For us, our greatest money saver is through the use of coupons, and I will share a separate post dedicated to couponing. Outside of couponing, planning your menu reduces costs because you are not buying items you already have, throwing out food that is past its expiration, or settling for fast food out of necessity.

I plan our meals a week (or more) in advance, making note of what items I’ll need from the store. You may have a different preference based on your family’s needs, but I write our meals on my calendar so that, during times of being in a “meal rut”, I can look back to the weeks or months before for meal ideas. Another suggestion is to print and laminate a blank menu and use a dry erase marker to fill it in. You can find weekly or monthly menus online, or you can use this one from Organized Home.

It sounds simple enough, but planning a menu that includes a variety of foods can be challenging, especially in a family with many tastes and preferences. One way I handle this is to allow the kids to help plan our menu. I ask each of them what they would like to eat for supper, and I get a general menu plan from their responses.

I have also recently begun teaching my boys, ages 11 and almost 9, how to plan, prepare, and serve meals. This means that they look through a cookbook to choose an entree and use the ingredients in the recipe to go through the pantry and refrigerator to create a grocery list. I also assign them a night to prepare their meal based on our schedule and my availability to assist them.  I typically do not schedule them to cook on nights we are pressed for time.  However, exceptions are made if it is a recipe they have made before or if I am confident they can prepare the meal independently.  Implementing this skill is invaluable to me as a busy mom: I get a couple of nights “off” in the kitchen and they are gaining a needed skill!

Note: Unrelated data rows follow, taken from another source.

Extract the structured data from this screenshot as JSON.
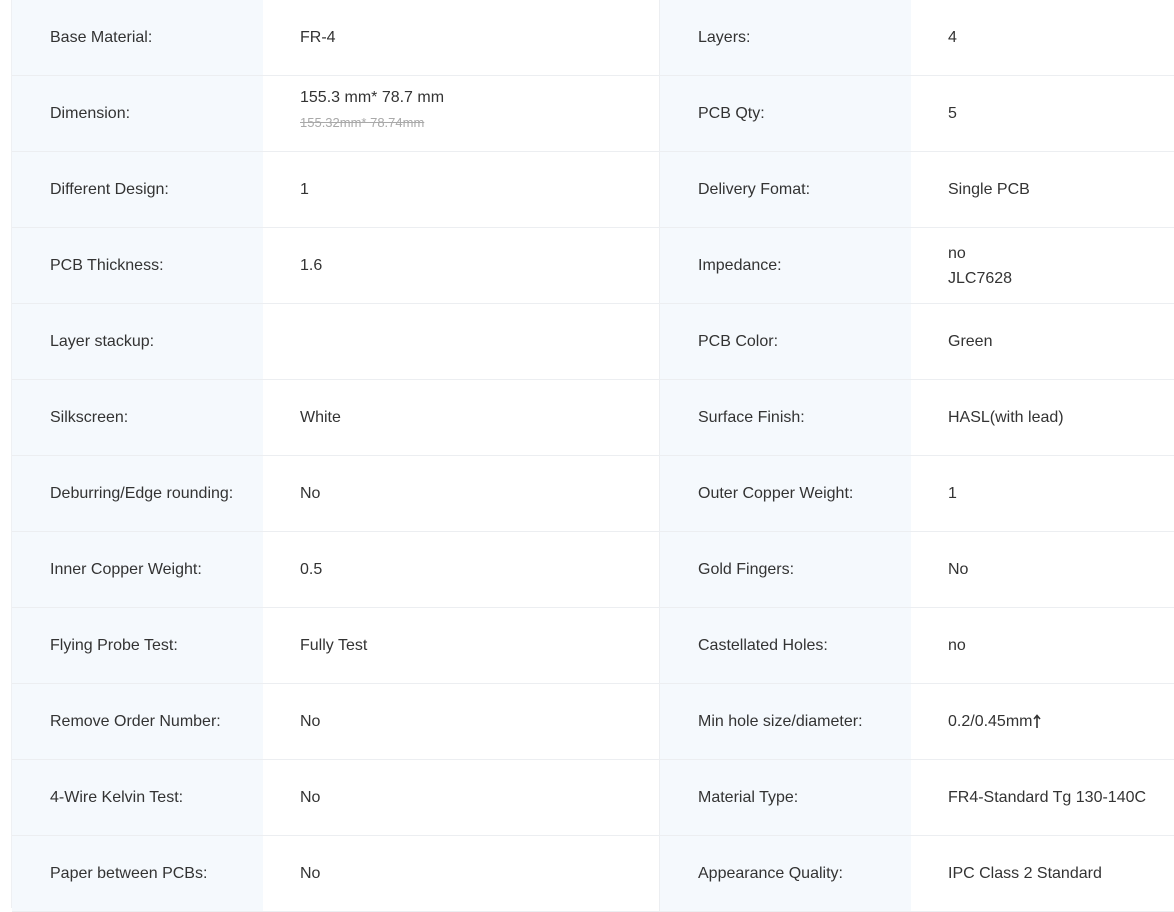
{
  "specs": {
    "base_material": {
      "label": "Base Material:",
      "value": "FR-4"
    },
    "layers": {
      "label": "Layers:",
      "value": "4"
    },
    "dimension": {
      "label": "Dimension:",
      "value": "155.3 mm* 78.7 mm",
      "original_value": "155.32mm* 78.74mm"
    },
    "pcb_qty": {
      "label": "PCB Qty:",
      "value": "5"
    },
    "different_design": {
      "label": "Different Design:",
      "value": "1"
    },
    "delivery_format": {
      "label": "Delivery Fomat:",
      "value": "Single PCB"
    },
    "pcb_thickness": {
      "label": "PCB Thickness:",
      "value": "1.6"
    },
    "impedance": {
      "label": "Impedance:",
      "value": "no",
      "stackup_code": "JLC7628"
    },
    "layer_stackup": {
      "label": "Layer stackup:",
      "value": ""
    },
    "pcb_color": {
      "label": "PCB Color:",
      "value": "Green"
    },
    "silkscreen": {
      "label": "Silkscreen:",
      "value": "White"
    },
    "surface_finish": {
      "label": "Surface Finish:",
      "value": "HASL(with lead)"
    },
    "deburring": {
      "label": "Deburring/Edge rounding:",
      "value": "No"
    },
    "outer_copper_weight": {
      "label": "Outer Copper Weight:",
      "value": "1"
    },
    "inner_copper_weight": {
      "label": "Inner Copper Weight:",
      "value": "0.5"
    },
    "gold_fingers": {
      "label": "Gold Fingers:",
      "value": "No"
    },
    "flying_probe_test": {
      "label": "Flying Probe Test:",
      "value": "Fully Test"
    },
    "castellated_holes": {
      "label": "Castellated Holes:",
      "value": "no"
    },
    "remove_order_number": {
      "label": "Remove Order Number:",
      "value": "No"
    },
    "min_hole_size": {
      "label": "Min hole size/diameter:",
      "value": "0.2/0.45mm",
      "icon": "arrow-up-icon"
    },
    "four_wire_kelvin": {
      "label": "4-Wire Kelvin Test:",
      "value": "No"
    },
    "material_type": {
      "label": "Material Type:",
      "value": "FR4-Standard Tg 130-140C"
    },
    "paper_between_pcbs": {
      "label": "Paper between PCBs:",
      "value": "No"
    },
    "appearance_quality": {
      "label": "Appearance Quality:",
      "value": "IPC Class 2 Standard"
    }
  },
  "colors": {
    "label_bg": "#f5f9fd",
    "value_bg": "#ffffff",
    "text": "#333333",
    "strike_text": "#a9a9a9",
    "border": "#eceef1"
  }
}
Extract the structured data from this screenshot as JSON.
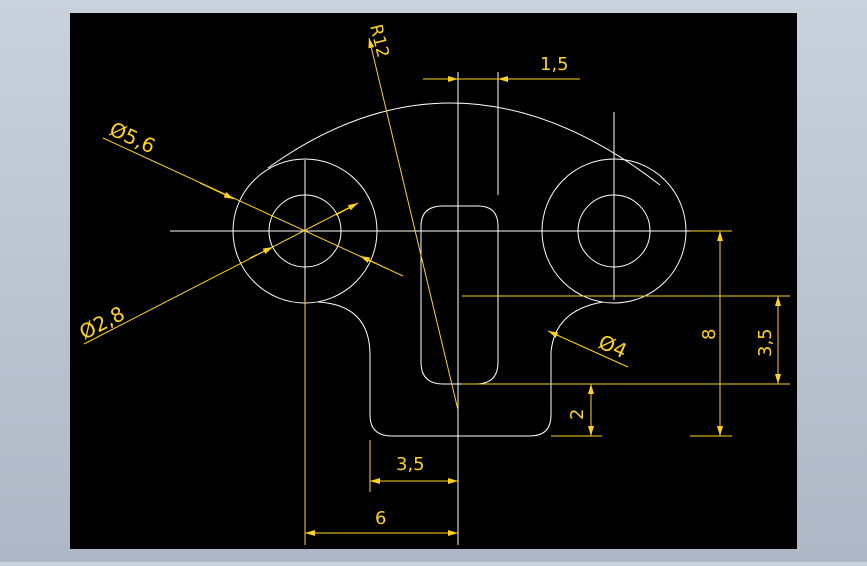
{
  "colors": {
    "background_frame": "#b8c2cf",
    "canvas": "#000000",
    "geometry": "#ffffff",
    "dimension": "#ffd21f"
  },
  "dimensions": {
    "radius": "R12",
    "dia_outer": "Ø5,6",
    "dia_inner": "Ø2,8",
    "dia_right": "Ø4",
    "top_offset": "1,5",
    "height_total": "8",
    "height_right": "3,5",
    "step_height": "2",
    "width_inner": "3,5",
    "width_total": "6"
  }
}
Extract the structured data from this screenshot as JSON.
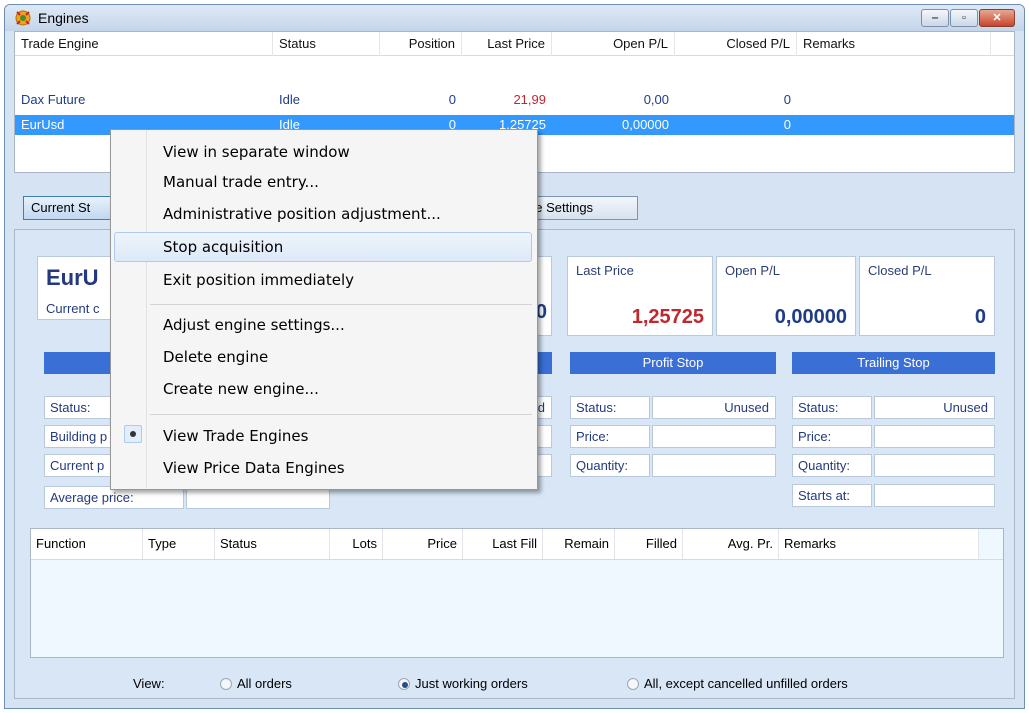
{
  "window": {
    "title": "Engines",
    "icon": "engine-gear-icon",
    "controls": {
      "minimize": "‒",
      "maximize": "▫",
      "close": "✕"
    }
  },
  "engines_grid": {
    "headers": [
      "Trade Engine",
      "Status",
      "Position",
      "Last Price",
      "Open P/L",
      "Closed P/L",
      "Remarks"
    ],
    "rows": [
      {
        "name": "Dax Future",
        "status": "Idle",
        "position": "0",
        "last_price": "21,99",
        "open_pl": "0,00",
        "closed_pl": "0",
        "remarks": ""
      },
      {
        "name": "EurUsd",
        "status": "Idle",
        "position": "0",
        "last_price": "1,25725",
        "open_pl": "0,00000",
        "closed_pl": "0",
        "remarks": ""
      }
    ]
  },
  "tabs": {
    "current_state": "Current St",
    "engine_settings": "ne Settings"
  },
  "summary": {
    "engine_name": "EurU",
    "current_label": "Current c",
    "position_value_partial": "0",
    "last_price_label": "Last Price",
    "last_price_value": "1,25725",
    "open_pl_label": "Open P/L",
    "open_pl_value": "0,00000",
    "closed_pl_label": "Closed P/L",
    "closed_pl_value": "0"
  },
  "entry": {
    "status_label": "Status:",
    "status_value_partial": "d",
    "building_label": "Building p",
    "current_price_label": "Current p",
    "average_price_label": "Average price:"
  },
  "profit_stop": {
    "title": "Profit Stop",
    "status_label": "Status:",
    "status_value": "Unused",
    "price_label": "Price:",
    "quantity_label": "Quantity:"
  },
  "trailing_stop": {
    "title": "Trailing Stop",
    "status_label": "Status:",
    "status_value": "Unused",
    "price_label": "Price:",
    "quantity_label": "Quantity:",
    "starts_label": "Starts at:"
  },
  "orders_grid": {
    "headers": [
      "Function",
      "Type",
      "Status",
      "Lots",
      "Price",
      "Last Fill",
      "Remain",
      "Filled",
      "Avg. Pr.",
      "Remarks"
    ]
  },
  "view_filter": {
    "label": "View:",
    "options": [
      "All orders",
      "Just working orders",
      "All, except cancelled unfilled orders"
    ],
    "selected": "Just working orders"
  },
  "context_menu": {
    "items": [
      "View in separate window",
      "Manual trade entry...",
      "Administrative position adjustment...",
      "Stop acquisition",
      "Exit position immediately",
      "Adjust engine settings...",
      "Delete engine",
      "Create new engine...",
      "View Trade Engines",
      "View Price Data Engines"
    ],
    "highlighted": "Stop acquisition",
    "checked": "View Trade Engines"
  },
  "colors": {
    "selection": "#3399ff",
    "accent_bar": "#3a6fd6",
    "price_red": "#c0282f",
    "value_blue": "#1f3c88"
  }
}
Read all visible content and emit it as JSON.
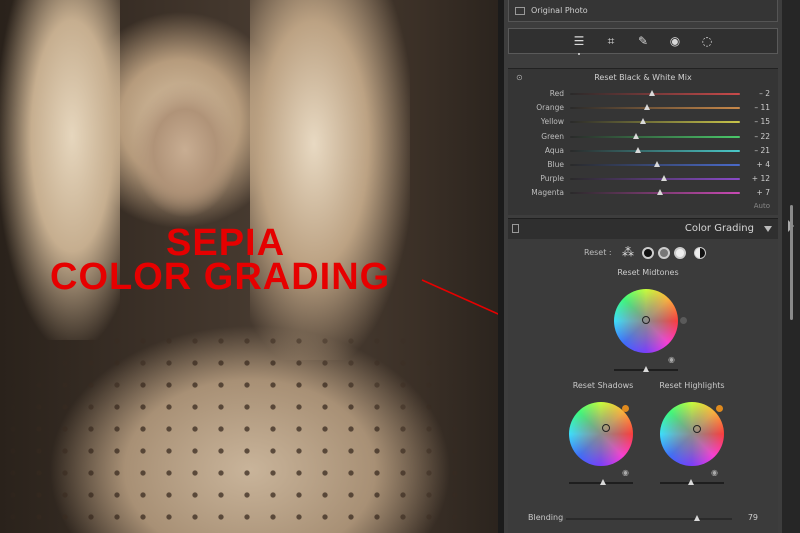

Below is a sample menu for my family. I follow three steps in finalizing it.  Step 1: I ask my kids and husband for their input. Step 2: I take stock of the items currently in my refrigerator and freezer. I often purchase my meats in bulk while on sale, so this step is a MUST in order to keep food waste to a minimum. Step 3: I inventory my dry and canned goods. My final menu plan includes the main dish and side items. Doing all of the above helps me to stay within my budget.

 

Breakfast

Lunch

Dinner

Monday

Cereal, Oatmeal, Pancakes PB & J, Party Tray, Yogurt Tacos, refried beans, rice

Tuesday

Same

Same

Lemon pepper chicken, roasted potatoes, green beans

Wednesday

Same

Same

Homamade Tomato Soup, grilled cheese

Thursday

Same

Same

White Chicken lasagna, rolls

Friday

Same

Same

Hamburgers, potato wedges, corn

Saturday

Same

Same

Chinese chicken, egg rolls

Sunday

Same

Same

Leftovers